Prompt. If pictures are present, leave them out, and copy the data word for word.

Data extracts.
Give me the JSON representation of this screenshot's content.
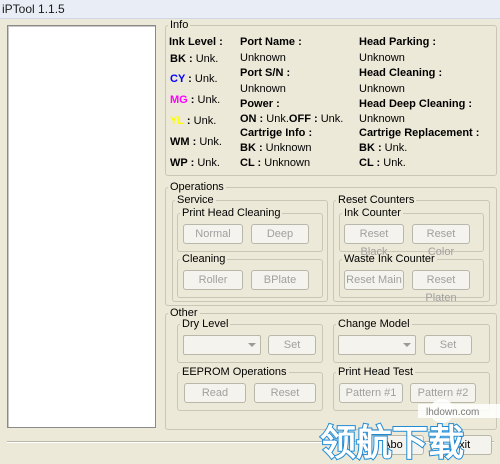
{
  "window": {
    "title": "iPTool 1.1.5"
  },
  "info": {
    "legend": "Info",
    "ink_level": {
      "heading": "Ink Level :",
      "rows": [
        {
          "key": "BK",
          "color": "#000000",
          "value": "Unk."
        },
        {
          "key": "CY",
          "color": "#0000ff",
          "value": "Unk."
        },
        {
          "key": "MG",
          "color": "#ff00ff",
          "value": "Unk."
        },
        {
          "key": "YL",
          "color": "#ffff00",
          "value": "Unk."
        },
        {
          "key": "WM",
          "color": "#000000",
          "value": "Unk."
        },
        {
          "key": "WP",
          "color": "#000000",
          "value": "Unk."
        }
      ]
    },
    "port_name": {
      "heading": "Port Name :",
      "value": "Unknown"
    },
    "port_sn": {
      "heading": "Port S/N :",
      "value": "Unknown"
    },
    "power": {
      "heading": "Power :",
      "on_label": "ON :",
      "on_value": "Unk.",
      "off_label": "OFF :",
      "off_value": "Unk."
    },
    "cartridge_info": {
      "heading": "Cartrige Info :",
      "bk_label": "BK :",
      "bk_value": "Unknown",
      "cl_label": "CL :",
      "cl_value": "Unknown"
    },
    "head_parking": {
      "heading": "Head Parking :",
      "value": "Unknown"
    },
    "head_cleaning": {
      "heading": "Head Cleaning :",
      "value": "Unknown"
    },
    "head_deep_cleaning": {
      "heading": "Head Deep Cleaning :",
      "value": "Unknown"
    },
    "cartridge_replacement": {
      "heading": "Cartrige Replacement :",
      "bk_label": "BK :",
      "bk_value": "Unk.",
      "cl_label": "CL :",
      "cl_value": "Unk."
    }
  },
  "operations": {
    "legend": "Operations",
    "service": {
      "legend": "Service",
      "print_head_cleaning": {
        "legend": "Print Head Cleaning",
        "normal": "Normal",
        "deep": "Deep"
      },
      "cleaning": {
        "legend": "Cleaning",
        "roller": "Roller",
        "bplate": "BPlate"
      }
    },
    "reset_counters": {
      "legend": "Reset Counters",
      "ink_counter": {
        "legend": "Ink Counter",
        "reset_black": "Reset Black",
        "reset_color": "Reset Color"
      },
      "waste_ink_counter": {
        "legend": "Waste Ink Counter",
        "reset_main": "Reset Main",
        "reset_platen": "Reset Platen"
      }
    }
  },
  "other": {
    "legend": "Other",
    "dry_level": {
      "legend": "Dry Level",
      "selected": "",
      "set": "Set"
    },
    "change_model": {
      "legend": "Change Model",
      "selected": "",
      "set": "Set"
    },
    "eeprom": {
      "legend": "EEPROM Operations",
      "read": "Read",
      "reset": "Reset"
    },
    "print_head_test": {
      "legend": "Print Head Test",
      "pattern1": "Pattern #1",
      "pattern2": "Pattern #2"
    }
  },
  "footer": {
    "about": "Abo",
    "exit": "Exit"
  },
  "watermark": {
    "brand": "领航下载",
    "url": "lhdown.com"
  }
}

Response to this task.
Give me the JSON representation of this screenshot's content.
{
  "window": {
    "title": "iPTool 1.1.5"
  },
  "info": {
    "legend": "Info",
    "ink_level": {
      "heading": "Ink Level :",
      "rows": [
        {
          "key": "BK",
          "color": "#000000",
          "value": "Unk."
        },
        {
          "key": "CY",
          "color": "#0000ff",
          "value": "Unk."
        },
        {
          "key": "MG",
          "color": "#ff00ff",
          "value": "Unk."
        },
        {
          "key": "YL",
          "color": "#ffff00",
          "value": "Unk."
        },
        {
          "key": "WM",
          "color": "#000000",
          "value": "Unk."
        },
        {
          "key": "WP",
          "color": "#000000",
          "value": "Unk."
        }
      ]
    },
    "port_name": {
      "heading": "Port Name :",
      "value": "Unknown"
    },
    "port_sn": {
      "heading": "Port S/N :",
      "value": "Unknown"
    },
    "power": {
      "heading": "Power :",
      "on_label": "ON :",
      "on_value": "Unk.",
      "off_label": "OFF :",
      "off_value": "Unk."
    },
    "cartridge_info": {
      "heading": "Cartrige Info :",
      "bk_label": "BK :",
      "bk_value": "Unknown",
      "cl_label": "CL :",
      "cl_value": "Unknown"
    },
    "head_parking": {
      "heading": "Head Parking :",
      "value": "Unknown"
    },
    "head_cleaning": {
      "heading": "Head Cleaning :",
      "value": "Unknown"
    },
    "head_deep_cleaning": {
      "heading": "Head Deep Cleaning :",
      "value": "Unknown"
    },
    "cartridge_replacement": {
      "heading": "Cartrige Replacement :",
      "bk_label": "BK :",
      "bk_value": "Unk.",
      "cl_label": "CL :",
      "cl_value": "Unk."
    }
  },
  "operations": {
    "legend": "Operations",
    "service": {
      "legend": "Service",
      "print_head_cleaning": {
        "legend": "Print Head Cleaning",
        "normal": "Normal",
        "deep": "Deep"
      },
      "cleaning": {
        "legend": "Cleaning",
        "roller": "Roller",
        "bplate": "BPlate"
      }
    },
    "reset_counters": {
      "legend": "Reset Counters",
      "ink_counter": {
        "legend": "Ink Counter",
        "reset_black": "Reset Black",
        "reset_color": "Reset Color"
      },
      "waste_ink_counter": {
        "legend": "Waste Ink Counter",
        "reset_main": "Reset Main",
        "reset_platen": "Reset Platen"
      }
    }
  },
  "other": {
    "legend": "Other",
    "dry_level": {
      "legend": "Dry Level",
      "selected": "",
      "set": "Set"
    },
    "change_model": {
      "legend": "Change Model",
      "selected": "",
      "set": "Set"
    },
    "eeprom": {
      "legend": "EEPROM Operations",
      "read": "Read",
      "reset": "Reset"
    },
    "print_head_test": {
      "legend": "Print Head Test",
      "pattern1": "Pattern #1",
      "pattern2": "Pattern #2"
    }
  },
  "footer": {
    "about": "Abo",
    "exit": "Exit"
  },
  "watermark": {
    "brand": "领航下载",
    "url": "lhdown.com"
  }
}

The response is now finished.